Sun’s Xen virtualization strategy: ho-hum or woo-hoo?
I was invited along to a Sun announcement today about their virtualization plans. They announced Sun xVM, made up of two pieces: xVM Server and xVM Ops Center (and, by the way, why the one lower case letter and two upper case letters? It’s over-cute and annoying).
xVM Server is essentially, a Xen hypervisor. According to what I heard, there are challenges in calling a Xen-based product Xen if anything is added to the basic code, which, naturally enough, vendors do. It’s a bit confusing to have all these different vendors calling the (roughly) same thing by different names, and not a strategy to build momentum in the marketplace, which one would think all the Xen players would like. Notwithstanding the naming difference, xVM Server has the same architecture as Xen, with a thin hypervisor providing paravirtualization, with a privileged Domain-0 providing device driver access, and hosted Dom-U operating systems providing application support.
xVM Ops Center is the management mechanism for xVM. It runs on a separate box, which Sun said could be Solaris, Windows, or Linux — and browser access is available, making administration pretty flexible. Sun outlined a multi-phase rollout of Ops Center (naturally), with initial preview available late this year. It will, as I understood it, provide guest migration and may even support server pooling.
Sun was a bit coy on the licensing, but more or less stated that xVM would follow Sun’s now-general practice of releasing software as open source, with a subscription offering to provide more robust updates and support. The general license for both xVM products will be CDDL, although each will include open source components with other licenses.
Sun has also inked a deal with Microsoft that will result in paravirtualization-tuned Windows device drivers, which will improve performance of Windows guest machines. This is very similar to the deals Microsoft has cut with Novell and XenSource to deliver paravirtual drivers. The only problem is that each vendor ends up with its own version of these drivers. Wouldn’t the world be better off with one set of Windows paravirtual drivers? It doesn’t seem to me that paravirtual drivers provide anyone with competitive advantage, but customers would find common drivers much more convenient.

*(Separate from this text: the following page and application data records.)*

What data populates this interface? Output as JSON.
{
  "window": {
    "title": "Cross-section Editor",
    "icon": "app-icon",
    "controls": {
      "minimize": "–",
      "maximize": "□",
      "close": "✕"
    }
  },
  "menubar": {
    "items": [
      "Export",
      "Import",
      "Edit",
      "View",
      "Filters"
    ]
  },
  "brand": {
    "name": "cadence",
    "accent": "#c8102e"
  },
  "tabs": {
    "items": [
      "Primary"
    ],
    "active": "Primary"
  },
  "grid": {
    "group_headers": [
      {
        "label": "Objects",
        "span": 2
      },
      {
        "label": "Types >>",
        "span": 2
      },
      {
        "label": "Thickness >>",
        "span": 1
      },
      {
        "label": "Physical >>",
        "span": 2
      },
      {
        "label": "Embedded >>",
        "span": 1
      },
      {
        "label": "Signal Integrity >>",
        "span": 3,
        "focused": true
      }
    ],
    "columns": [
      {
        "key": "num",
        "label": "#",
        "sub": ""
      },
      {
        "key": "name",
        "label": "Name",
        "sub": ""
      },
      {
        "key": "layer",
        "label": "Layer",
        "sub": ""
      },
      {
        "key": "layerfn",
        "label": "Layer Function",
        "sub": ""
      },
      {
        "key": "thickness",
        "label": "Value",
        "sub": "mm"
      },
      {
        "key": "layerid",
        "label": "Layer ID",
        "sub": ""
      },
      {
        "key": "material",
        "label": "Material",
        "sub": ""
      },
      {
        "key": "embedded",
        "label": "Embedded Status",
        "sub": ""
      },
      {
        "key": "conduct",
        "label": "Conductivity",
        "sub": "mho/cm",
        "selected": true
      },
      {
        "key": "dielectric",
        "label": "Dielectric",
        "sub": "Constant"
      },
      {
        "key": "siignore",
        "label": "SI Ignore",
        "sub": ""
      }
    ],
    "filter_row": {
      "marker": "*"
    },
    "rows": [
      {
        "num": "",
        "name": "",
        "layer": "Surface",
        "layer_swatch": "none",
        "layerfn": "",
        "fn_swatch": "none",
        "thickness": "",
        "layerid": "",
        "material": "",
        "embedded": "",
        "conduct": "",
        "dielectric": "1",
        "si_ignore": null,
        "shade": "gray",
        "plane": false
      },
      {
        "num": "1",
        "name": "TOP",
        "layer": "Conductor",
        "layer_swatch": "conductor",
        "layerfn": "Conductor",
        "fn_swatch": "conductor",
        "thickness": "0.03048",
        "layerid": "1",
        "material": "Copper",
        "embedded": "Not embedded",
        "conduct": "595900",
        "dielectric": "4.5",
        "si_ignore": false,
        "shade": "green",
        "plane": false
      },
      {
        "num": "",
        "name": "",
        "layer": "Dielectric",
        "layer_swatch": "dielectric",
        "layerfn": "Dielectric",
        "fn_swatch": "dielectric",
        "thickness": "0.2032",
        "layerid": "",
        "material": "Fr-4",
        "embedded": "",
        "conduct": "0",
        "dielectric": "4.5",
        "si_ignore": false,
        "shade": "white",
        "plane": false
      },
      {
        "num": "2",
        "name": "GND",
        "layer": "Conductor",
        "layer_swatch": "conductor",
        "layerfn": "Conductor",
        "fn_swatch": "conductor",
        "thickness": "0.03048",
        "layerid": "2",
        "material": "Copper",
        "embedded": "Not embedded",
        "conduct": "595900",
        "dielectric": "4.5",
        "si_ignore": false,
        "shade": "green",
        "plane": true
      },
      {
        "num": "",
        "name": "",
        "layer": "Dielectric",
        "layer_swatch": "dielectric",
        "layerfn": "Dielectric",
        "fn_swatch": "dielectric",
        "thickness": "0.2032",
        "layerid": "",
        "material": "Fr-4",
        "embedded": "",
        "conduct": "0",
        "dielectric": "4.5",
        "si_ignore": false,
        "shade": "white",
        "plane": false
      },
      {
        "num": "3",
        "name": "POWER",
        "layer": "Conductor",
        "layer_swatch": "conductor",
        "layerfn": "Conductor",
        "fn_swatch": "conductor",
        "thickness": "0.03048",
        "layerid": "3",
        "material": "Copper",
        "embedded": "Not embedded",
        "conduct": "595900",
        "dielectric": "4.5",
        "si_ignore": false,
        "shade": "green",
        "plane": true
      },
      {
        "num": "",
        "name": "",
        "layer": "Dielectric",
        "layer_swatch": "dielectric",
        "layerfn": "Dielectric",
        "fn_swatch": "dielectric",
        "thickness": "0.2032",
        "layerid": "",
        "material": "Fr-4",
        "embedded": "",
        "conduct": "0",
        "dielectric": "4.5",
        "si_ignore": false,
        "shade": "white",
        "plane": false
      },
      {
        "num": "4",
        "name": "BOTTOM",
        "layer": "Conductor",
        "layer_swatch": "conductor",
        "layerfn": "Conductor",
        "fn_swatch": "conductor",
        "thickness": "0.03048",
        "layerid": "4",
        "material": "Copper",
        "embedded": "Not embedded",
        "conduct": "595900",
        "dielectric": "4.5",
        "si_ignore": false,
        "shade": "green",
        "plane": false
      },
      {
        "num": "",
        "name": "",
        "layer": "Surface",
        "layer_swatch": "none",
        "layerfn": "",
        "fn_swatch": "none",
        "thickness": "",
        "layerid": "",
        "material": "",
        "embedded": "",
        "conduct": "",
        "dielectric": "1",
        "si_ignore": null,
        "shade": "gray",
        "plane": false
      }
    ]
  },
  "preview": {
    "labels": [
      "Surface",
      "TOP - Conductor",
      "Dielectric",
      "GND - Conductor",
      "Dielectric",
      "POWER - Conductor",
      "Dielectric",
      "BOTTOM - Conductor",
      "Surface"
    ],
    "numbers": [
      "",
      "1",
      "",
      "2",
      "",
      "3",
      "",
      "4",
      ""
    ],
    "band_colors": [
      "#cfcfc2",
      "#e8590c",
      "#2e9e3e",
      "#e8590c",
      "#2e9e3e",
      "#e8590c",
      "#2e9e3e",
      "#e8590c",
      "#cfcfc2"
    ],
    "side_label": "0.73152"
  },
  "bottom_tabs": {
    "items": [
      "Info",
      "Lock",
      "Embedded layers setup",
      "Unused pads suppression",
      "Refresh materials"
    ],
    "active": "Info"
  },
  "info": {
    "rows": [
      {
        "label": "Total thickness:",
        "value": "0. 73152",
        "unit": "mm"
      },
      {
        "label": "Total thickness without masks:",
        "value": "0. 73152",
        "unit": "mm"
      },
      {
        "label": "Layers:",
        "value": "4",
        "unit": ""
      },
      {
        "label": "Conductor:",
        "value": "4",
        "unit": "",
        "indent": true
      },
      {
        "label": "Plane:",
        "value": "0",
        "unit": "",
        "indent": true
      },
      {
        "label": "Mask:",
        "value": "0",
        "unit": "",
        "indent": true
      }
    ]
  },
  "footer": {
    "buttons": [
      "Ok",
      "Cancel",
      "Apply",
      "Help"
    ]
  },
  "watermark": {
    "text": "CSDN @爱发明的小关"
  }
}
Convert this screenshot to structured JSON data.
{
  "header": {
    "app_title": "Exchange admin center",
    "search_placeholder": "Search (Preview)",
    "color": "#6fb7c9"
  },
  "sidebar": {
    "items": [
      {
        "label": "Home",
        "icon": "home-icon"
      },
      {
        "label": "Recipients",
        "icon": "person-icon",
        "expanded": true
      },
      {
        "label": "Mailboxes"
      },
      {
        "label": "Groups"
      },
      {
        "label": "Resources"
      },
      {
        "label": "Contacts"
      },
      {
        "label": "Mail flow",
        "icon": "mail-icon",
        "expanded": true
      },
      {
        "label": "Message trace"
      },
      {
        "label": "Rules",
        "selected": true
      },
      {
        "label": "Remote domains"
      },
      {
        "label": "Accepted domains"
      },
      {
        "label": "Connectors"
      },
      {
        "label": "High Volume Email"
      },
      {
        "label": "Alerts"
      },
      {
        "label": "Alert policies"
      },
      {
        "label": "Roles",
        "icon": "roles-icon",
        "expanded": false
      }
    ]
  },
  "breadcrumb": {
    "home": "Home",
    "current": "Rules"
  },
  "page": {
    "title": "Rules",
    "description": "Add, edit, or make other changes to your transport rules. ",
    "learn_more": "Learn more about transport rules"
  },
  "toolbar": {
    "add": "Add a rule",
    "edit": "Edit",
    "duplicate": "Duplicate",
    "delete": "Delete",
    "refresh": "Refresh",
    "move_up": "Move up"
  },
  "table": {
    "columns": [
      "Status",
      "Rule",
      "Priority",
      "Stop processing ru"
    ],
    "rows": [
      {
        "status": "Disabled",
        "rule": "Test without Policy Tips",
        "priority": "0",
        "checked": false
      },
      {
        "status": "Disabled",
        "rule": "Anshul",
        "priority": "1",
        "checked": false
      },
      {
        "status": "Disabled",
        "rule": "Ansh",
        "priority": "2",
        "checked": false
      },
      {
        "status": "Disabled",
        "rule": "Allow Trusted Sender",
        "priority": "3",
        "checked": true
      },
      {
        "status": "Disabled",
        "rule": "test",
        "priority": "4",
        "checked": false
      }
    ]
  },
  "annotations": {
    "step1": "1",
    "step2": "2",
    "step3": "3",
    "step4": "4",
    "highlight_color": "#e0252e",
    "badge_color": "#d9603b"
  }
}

If this was all the news about xVM, I’d consider it a pretty ho-hum announcement — along the lines of incumbent vendor keeps up with the pack by providing additional functionality, and by the way, it’s open source. Nothing to see here, move along.
What I found interesting about Ops Center is that it will not only manage the virtualization software infrastructure, but will also manage the underlying hardware — in other words, Ops Center is a general system management product — available as open source. Naturally, it manages Sun hardware better than other vendors’ boxes, but it still can provide a general software/hardware management mechanism in an open source format. And that’s interesting. All the other virtualization/hardware management platforms from other vendors are pricy offerings. An open source offering that supports server pooling would be extremely interesting and would be well worth a lookover.
Of course, it’s not enough to release an open source product. Sun will need to build a community around xVM — perhaps a better way to say it is that xVM will have to generate a community for Sun to be successful with xVM. I’ve been pretty critical of Sun in the past for taking also-ran products and making them open source — just making something open source is no recipe for success, after all. But if a community gets going around its Xen-based virtualization, Ops Center could be a very compelling product — because, if you believe, as I do, that data centers are going to be transformed by virtualization and, as a result, the type of hardware running in those data centers is also going be transformed, then the ability to manage both virtualization and hardware with a single tool will be extremely important.
I’ve also been pretty critical of Sun in the past because I didn’t see the logic in all of their software initiatives. Sun has been successful being a seller of high-cost, high-margin hardware, and it seemed to me that software was a distraction to a hardware business model increasingly challenged by commodity boxes. I’m still not sure I understand the logic of Sun’s overall business model, and am not convinced of their “lead with free software, sell expensive hardware” strategy (although I must say that their relatively expensive Sun Fire X4600 boxes are pretty awesome virtualization platforms). One of the Sun people at the event said that they would be announcing upcoming financial results with software broken out, which will demonstrate how well the strategy is working. I guess we’ll know more about “free software lead” effectiveness soon.
The virtualization vendors have all acknowledged that base virtualization functionality is becoming a commodity; therefore, they’ve shifted their competitive efforts to virtualization management, seeing that as an offering that can provide high margins. By Sun inserting a sophisticated open source management offering into the virtualization management moshpit, they’ll make no friends in the vendor community. Users, however, might take a different view.